Timing of unfolding pandemic, policy responses, and unemployment concerns (Australia)

The health impacts of COVID-19 have been modest in Australia compared to elsewhere. But as restrictions ease and the economy reopens, the risks of infection, morbidity, and job loss will require caution. Live data suggests that unemployment impacts may be considerable.

Such risks are shared unequally across locations, occupations, and industries. A key driver of differences is age and socioeconomic status. For example, areas with less healthy populations - where a resurgence in COVID-19 could wreack the most havoc - tend to be either older, poorer, or both.

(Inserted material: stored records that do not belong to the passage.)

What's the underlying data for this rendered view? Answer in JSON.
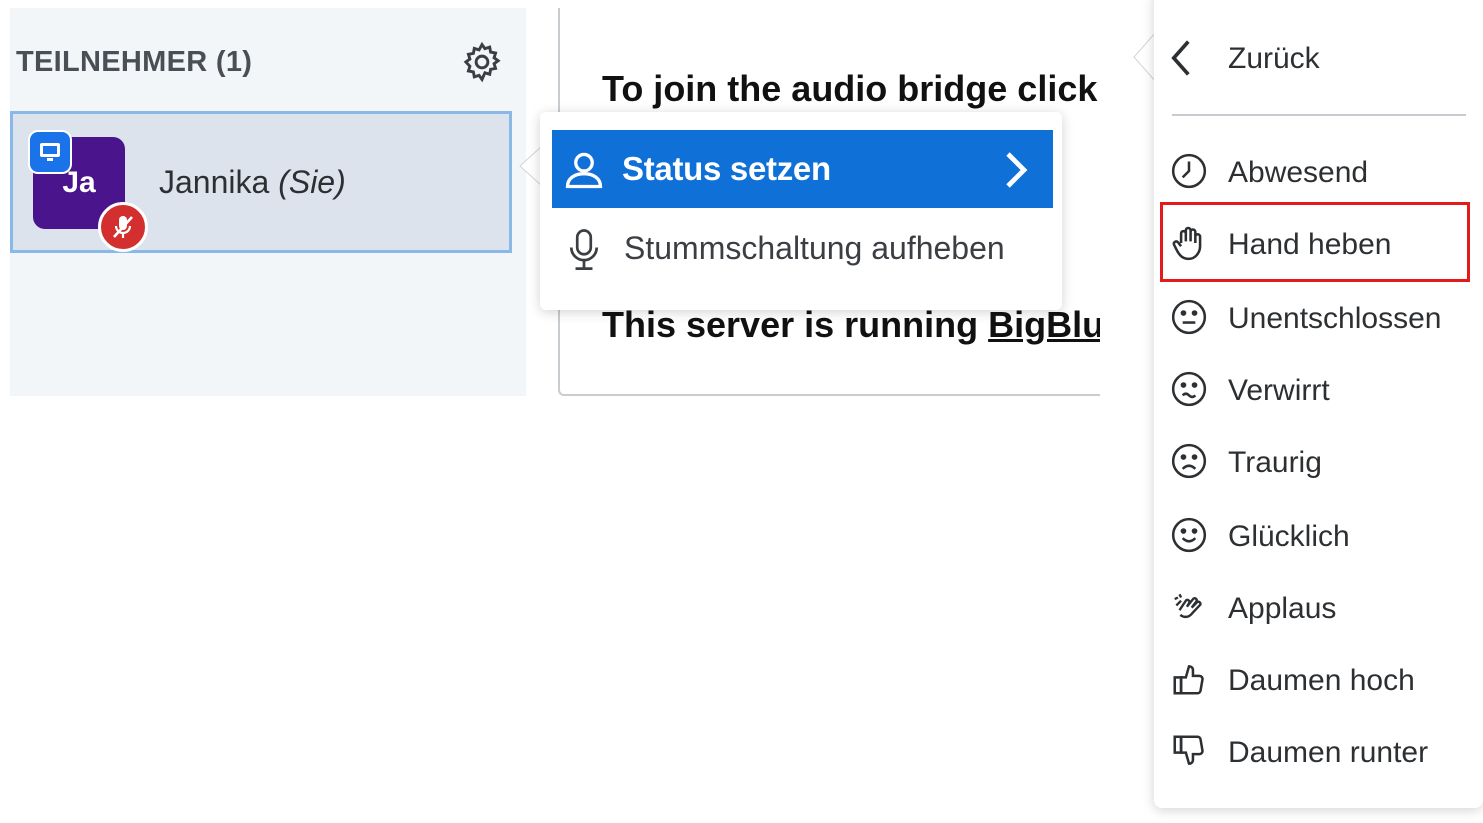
{
  "participants": {
    "header": "TEILNEHMER (1)",
    "user": {
      "initials": "Ja",
      "name": "Jannika",
      "you_suffix": "(Sie)"
    }
  },
  "welcome": {
    "line1": "To join the audio bridge click",
    "line2_prefix": "This server is running ",
    "line2_link": "BigBlue"
  },
  "context_menu": {
    "status_label": "Status setzen",
    "unmute_label": "Stummschaltung aufheben"
  },
  "status_menu": {
    "back_label": "Zurück",
    "items": [
      {
        "label": "Abwesend",
        "icon": "clock-icon"
      },
      {
        "label": "Hand heben",
        "icon": "hand-icon"
      },
      {
        "label": "Unentschlossen",
        "icon": "neutral-face-icon"
      },
      {
        "label": "Verwirrt",
        "icon": "confused-face-icon"
      },
      {
        "label": "Traurig",
        "icon": "sad-face-icon"
      },
      {
        "label": "Glücklich",
        "icon": "happy-face-icon"
      },
      {
        "label": "Applaus",
        "icon": "applause-icon"
      },
      {
        "label": "Daumen hoch",
        "icon": "thumbs-up-icon"
      },
      {
        "label": "Daumen runter",
        "icon": "thumbs-down-icon"
      }
    ]
  },
  "colors": {
    "accent": "#0f70d7",
    "avatar": "#4a148c",
    "muted": "#d32f2f",
    "highlight": "#e31b1b"
  }
}
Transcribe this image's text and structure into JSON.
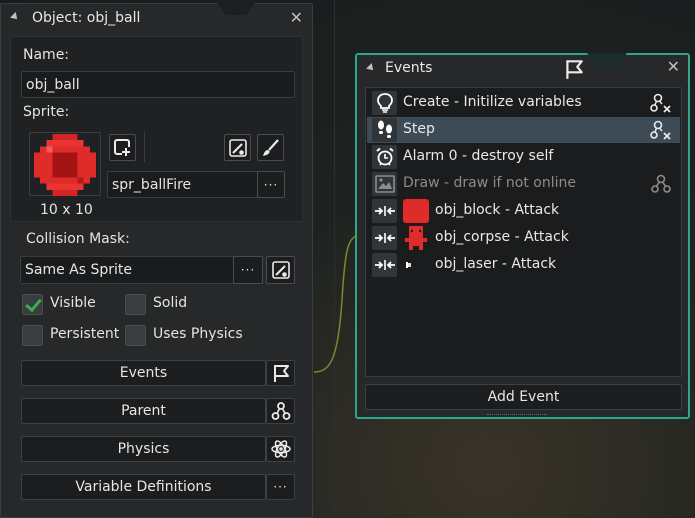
{
  "object_panel": {
    "title": "Object: obj_ball",
    "name_label": "Name:",
    "name_value": "obj_ball",
    "sprite_label": "Sprite:",
    "sprite_name": "spr_ballFire",
    "sprite_size": "10 x 10",
    "collision_label": "Collision Mask:",
    "collision_value": "Same As Sprite",
    "more_label": "···",
    "checkboxes": [
      {
        "label": "Visible",
        "checked": true
      },
      {
        "label": "Solid",
        "checked": false
      },
      {
        "label": "Persistent",
        "checked": false
      },
      {
        "label": "Uses Physics",
        "checked": false
      }
    ],
    "buttons": {
      "events": "Events",
      "parent": "Parent",
      "physics": "Physics",
      "variables": "Variable Definitions"
    }
  },
  "events_panel": {
    "title": "Events",
    "items": [
      {
        "label": "Create - Initilize variables",
        "icon": "lightbulb-icon"
      },
      {
        "label": "Step",
        "icon": "footsteps-icon",
        "selected": true
      },
      {
        "label": "Alarm 0 - destroy self",
        "icon": "alarm-clock-icon"
      },
      {
        "label": "Draw - draw if not online",
        "icon": "draw-icon",
        "disabled": true
      },
      {
        "label": "obj_block - Attack",
        "icon": "collision-icon"
      },
      {
        "label": "obj_corpse - Attack",
        "icon": "collision-icon"
      },
      {
        "label": "obj_laser - Attack",
        "icon": "collision-icon"
      }
    ],
    "add_event_label": "Add Event"
  },
  "colors": {
    "accent": "#2aa889",
    "selection": "#3d4b57",
    "check_green": "#39b04d",
    "sprite_red": "#e02b2b"
  }
}
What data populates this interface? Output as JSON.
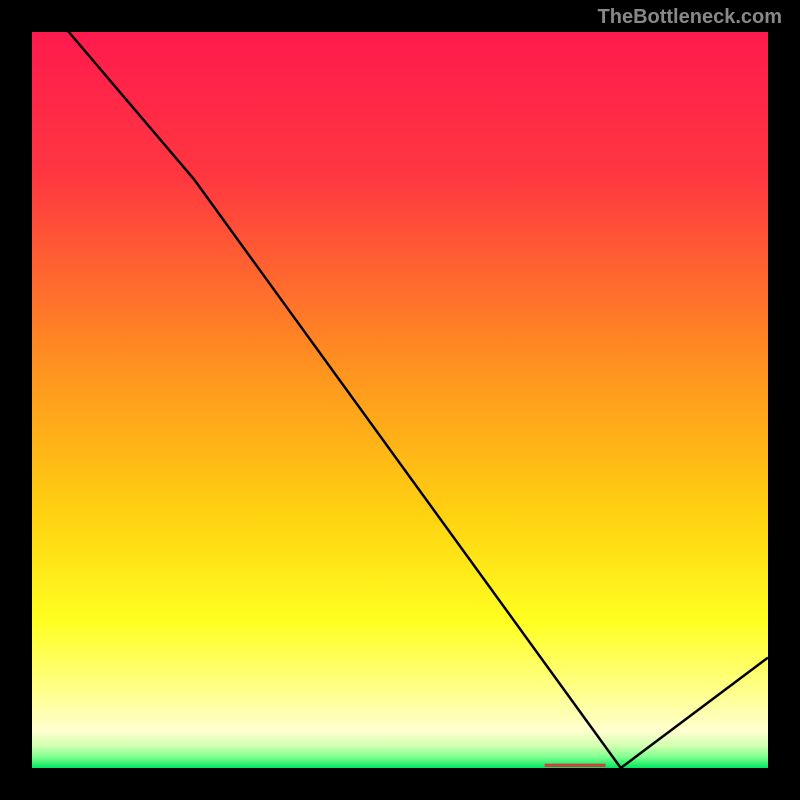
{
  "watermark": "TheBottleneck.com",
  "chart_data": {
    "type": "line",
    "title": "",
    "xlabel": "",
    "ylabel": "",
    "xlim": [
      0,
      100
    ],
    "ylim": [
      0,
      100
    ],
    "x": [
      0,
      5,
      22,
      80,
      100
    ],
    "values": [
      105,
      100,
      80,
      0,
      15
    ],
    "marker": {
      "x": 74,
      "y": 0,
      "label": "▬▬▬▬▬▬"
    },
    "background_gradient": {
      "stops": [
        {
          "pos": 0,
          "color": "#ff1a4d"
        },
        {
          "pos": 20,
          "color": "#ff3840"
        },
        {
          "pos": 45,
          "color": "#ff9020"
        },
        {
          "pos": 65,
          "color": "#ffd010"
        },
        {
          "pos": 80,
          "color": "#ffff20"
        },
        {
          "pos": 90,
          "color": "#ffff90"
        },
        {
          "pos": 95,
          "color": "#ffffd0"
        },
        {
          "pos": 97,
          "color": "#d0ffb0"
        },
        {
          "pos": 98.5,
          "color": "#80ff90"
        },
        {
          "pos": 100,
          "color": "#00e860"
        }
      ]
    }
  }
}
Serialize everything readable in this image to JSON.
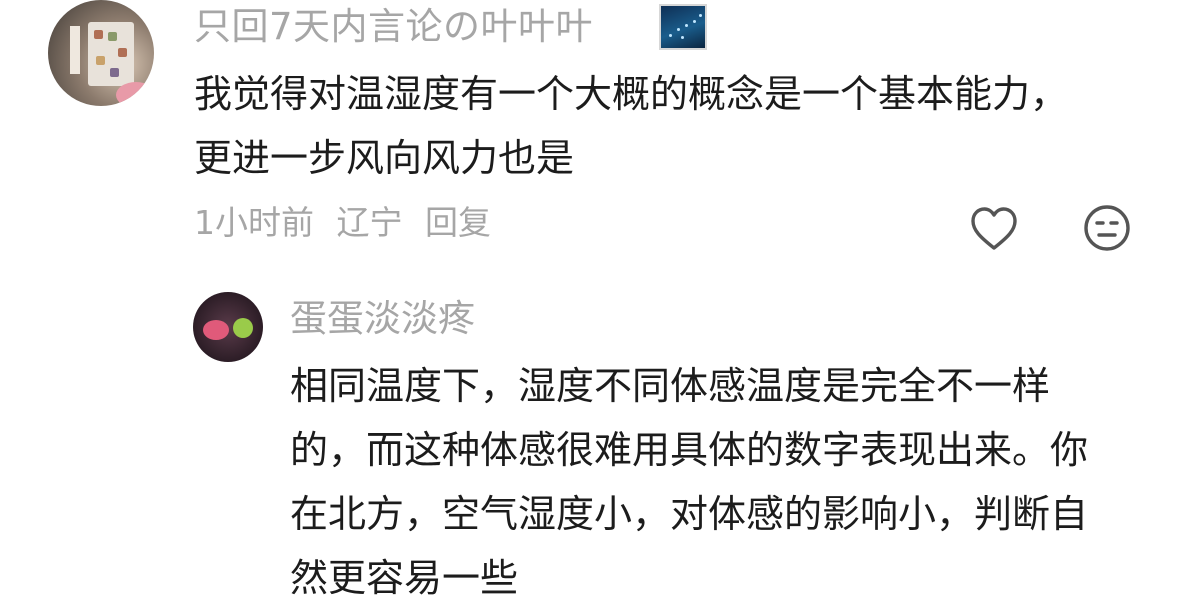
{
  "comment": {
    "username": "只回7天内言论の叶叶叶",
    "text": "我觉得对温湿度有一个大概的概念是一个基本能力，更进一步风向风力也是",
    "time": "1小时前",
    "location": "辽宁",
    "reply_label": "回复",
    "like_icon": "heart-icon",
    "dislike_icon": "neutral-face-icon"
  },
  "reply": {
    "username": "蛋蛋淡淡疼",
    "text": "相同温度下，湿度不同体感温度是完全不一样的，而这种体感很难用具体的数字表现出来。你在北方，空气湿度小，对体感的影响小，判断自然更容易一些"
  },
  "colors": {
    "username": "#a6a6a6",
    "text": "#1c1c1c",
    "icon": "#555555"
  }
}
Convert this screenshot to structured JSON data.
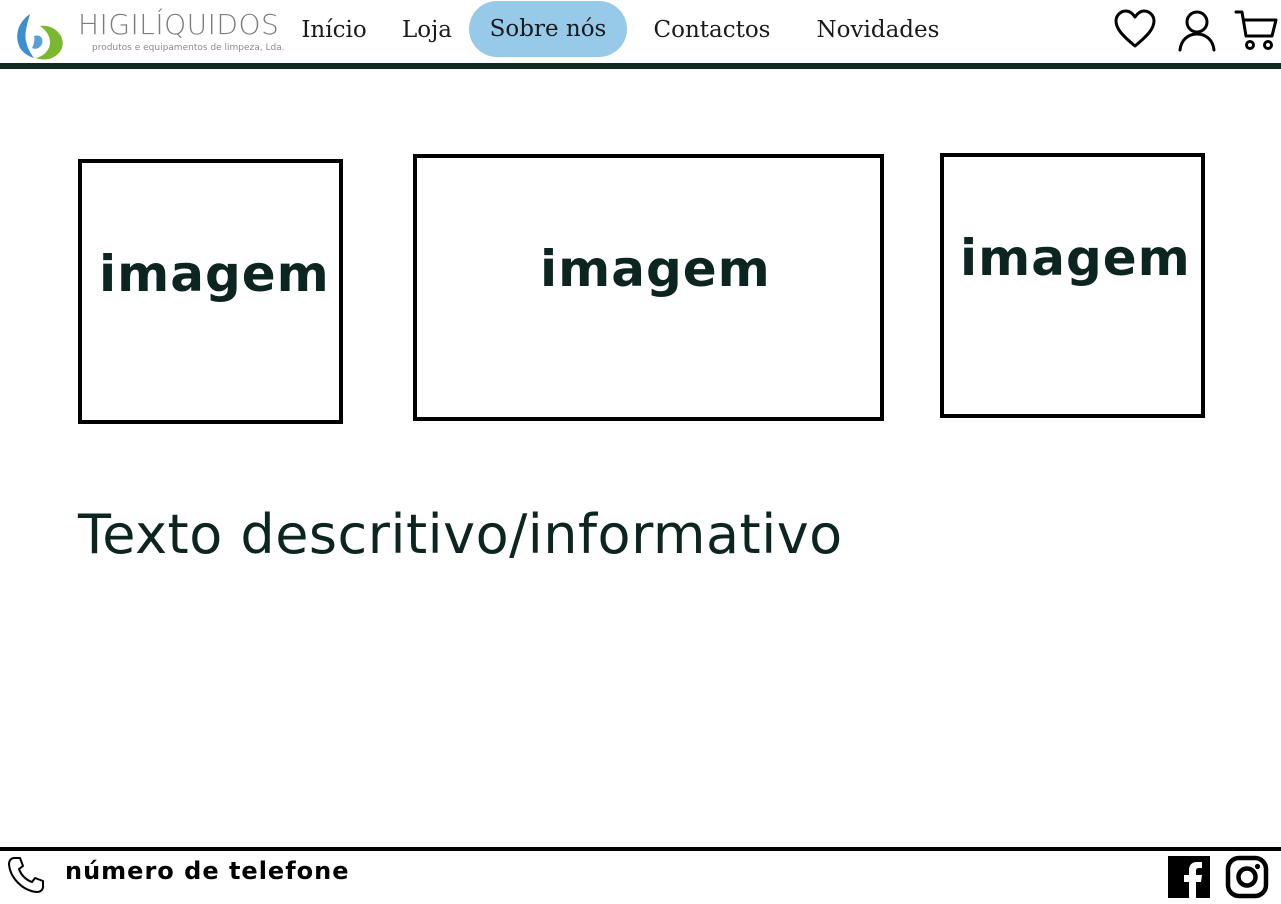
{
  "brand": {
    "name": "HIGILÍQUIDOS",
    "tagline": "produtos e equipamentos de limpeza, Lda.",
    "colors": {
      "blue": "#3d8fd0",
      "green": "#7ab82f",
      "active_pill": "#97c9e8",
      "dark": "#0e2a22"
    }
  },
  "nav": {
    "items": [
      {
        "label": "Início",
        "active": false
      },
      {
        "label": "Loja",
        "active": false
      },
      {
        "label": "Sobre nós",
        "active": true
      },
      {
        "label": "Contactos",
        "active": false
      },
      {
        "label": "Novidades",
        "active": false
      }
    ]
  },
  "header_icons": [
    "heart-icon",
    "user-icon",
    "cart-icon"
  ],
  "gallery": [
    {
      "label": "imagem"
    },
    {
      "label": "imagem"
    },
    {
      "label": "imagem"
    }
  ],
  "description": "Texto descritivo/informativo",
  "footer": {
    "phone_label": "número de telefone",
    "icons": [
      "phone-icon",
      "facebook-icon",
      "instagram-icon"
    ]
  }
}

Occupations with greatest exposure to infection tend to be low wage, and often held by older women. And, while older workers have so far seen lower rates of job loss than younger workers, historic data suggests that they are twice as likely to become inactive after a spell of unemployment. Such multi-dimensional risks need balanced and informed responses.

To this end, this fact sheet documents the demographic distribution of different health and economic risks across the Australian population, paying particular attention to older groups (aged 55+).

Mature workers

Older Australians are a vital part of the workforce and economy. Almost 20% of Australian workers are over the age of 55 and as the population ages, this proportion will continue to rise. Mature workers face unique challenges. Many experience age discrimination in the workplace or when looking for work. This is occurring despite a lack of evidence that older workers are less productive. Mature workers often juggle work and caring responsibilities, which are less well recognised than the typical caring role faced by younger workers.

This fact sheet outlines the national and state legislation that protects mature workers from discrimination and upholds their right to seek flexible work arrangements. It also addresses the way workplace health and safety laws can be uniquely relevant to older Australians.

Aged care

Australia’s aged care system is evolving. It is where the challenges of population ageing are most apparent and where policy choices have direct impact on the lives of Australians. This fact sheet takes stock of recent changes in aged care policy, industry, and labour force, and highlights research seeking to address its challenges.


Cognitive decline is feared by many as they approach old age. Yet the severe cognitive decline associated with dementia is not a normal part of ageing. This fact sheet explores the impacts of cognitive ageing and decline on individuals.

View the English version here

fact sheet

This fact sheet summarises key insights from the Symposium on Mortality in Australia, held in Melbourne on 13 November 2017 by CEPAR and the Melbourne School of Population and Global Health, including the trends and drivers of mortality change, inequalities in life expectancy, and the potential for future improvements.

Data graphs

This fact sheet examines some of the most notable ageing indices, their stated purposes, methodologies and results.


This fact sheet traces the global distribution of age groups across continents and countries and over time, as if comparing the dimensions of stars and planets.


This fact sheet considers how demographic projections have changed over time and the extent to which they have conformed to real world outcomes.

Elderly friends

More than three million Australians are aged 65+, but they are not a homogenous group. This fact sheet attempts to determine what a typical older Australian is like. Based on Census data we now know her age, where she lives, her weekly disposable income, and who she votes for.